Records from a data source
□ □ □
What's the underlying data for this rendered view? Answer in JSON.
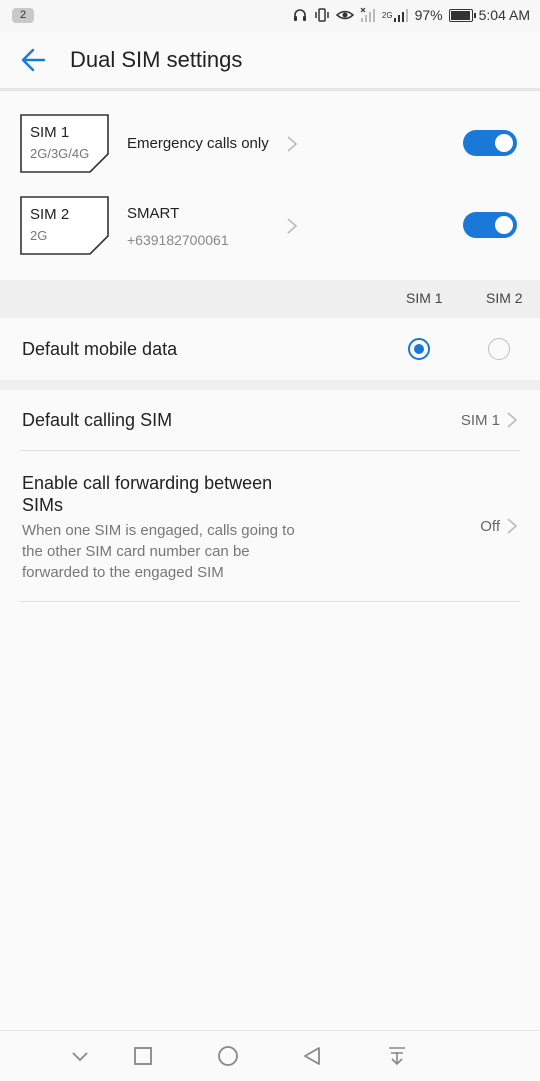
{
  "status_bar": {
    "notification_count": "2",
    "network_type": "2G",
    "battery_percent": "97%",
    "battery_level": 0.97,
    "time": "5:04 AM"
  },
  "header": {
    "back_icon": "arrow-left-icon",
    "title": "Dual SIM settings"
  },
  "sims": [
    {
      "name": "SIM 1",
      "networks": "2G/3G/4G",
      "label": "Emergency calls only",
      "sub": "",
      "enabled": true
    },
    {
      "name": "SIM 2",
      "networks": "2G",
      "label": "SMART",
      "sub": "+639182700061",
      "enabled": true
    }
  ],
  "defaults": {
    "columns": [
      "SIM 1",
      "SIM 2"
    ],
    "mobile_data": {
      "label": "Default mobile data",
      "selected": "SIM 1"
    }
  },
  "calling": {
    "label": "Default calling SIM",
    "value": "SIM 1"
  },
  "forwarding": {
    "title": "Enable call forwarding between SIMs",
    "description": "When one SIM is engaged, calls going to the other SIM card number can be forwarded to the engaged SIM",
    "value": "Off"
  },
  "colors": {
    "accent": "#1a78d8",
    "background": "#fafafa",
    "band": "#efefef"
  },
  "nav_bar": {
    "icons": [
      "chevron-down-icon",
      "square-icon",
      "circle-icon",
      "triangle-back-icon",
      "pull-down-icon"
    ]
  }
}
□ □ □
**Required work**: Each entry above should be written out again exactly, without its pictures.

**Output below**:
What's the underlying data for this rendered view? Answer in JSON.
{
  "status_bar": {
    "notification_count": "2",
    "network_type": "2G",
    "battery_percent": "97%",
    "battery_level": 0.97,
    "time": "5:04 AM"
  },
  "header": {
    "back_icon": "arrow-left-icon",
    "title": "Dual SIM settings"
  },
  "sims": [
    {
      "name": "SIM 1",
      "networks": "2G/3G/4G",
      "label": "Emergency calls only",
      "sub": "",
      "enabled": true
    },
    {
      "name": "SIM 2",
      "networks": "2G",
      "label": "SMART",
      "sub": "+639182700061",
      "enabled": true
    }
  ],
  "defaults": {
    "columns": [
      "SIM 1",
      "SIM 2"
    ],
    "mobile_data": {
      "label": "Default mobile data",
      "selected": "SIM 1"
    }
  },
  "calling": {
    "label": "Default calling SIM",
    "value": "SIM 1"
  },
  "forwarding": {
    "title": "Enable call forwarding between SIMs",
    "description": "When one SIM is engaged, calls going to the other SIM card number can be forwarded to the engaged SIM",
    "value": "Off"
  },
  "colors": {
    "accent": "#1a78d8",
    "background": "#fafafa",
    "band": "#efefef"
  },
  "nav_bar": {
    "icons": [
      "chevron-down-icon",
      "square-icon",
      "circle-icon",
      "triangle-back-icon",
      "pull-down-icon"
    ]
  }
}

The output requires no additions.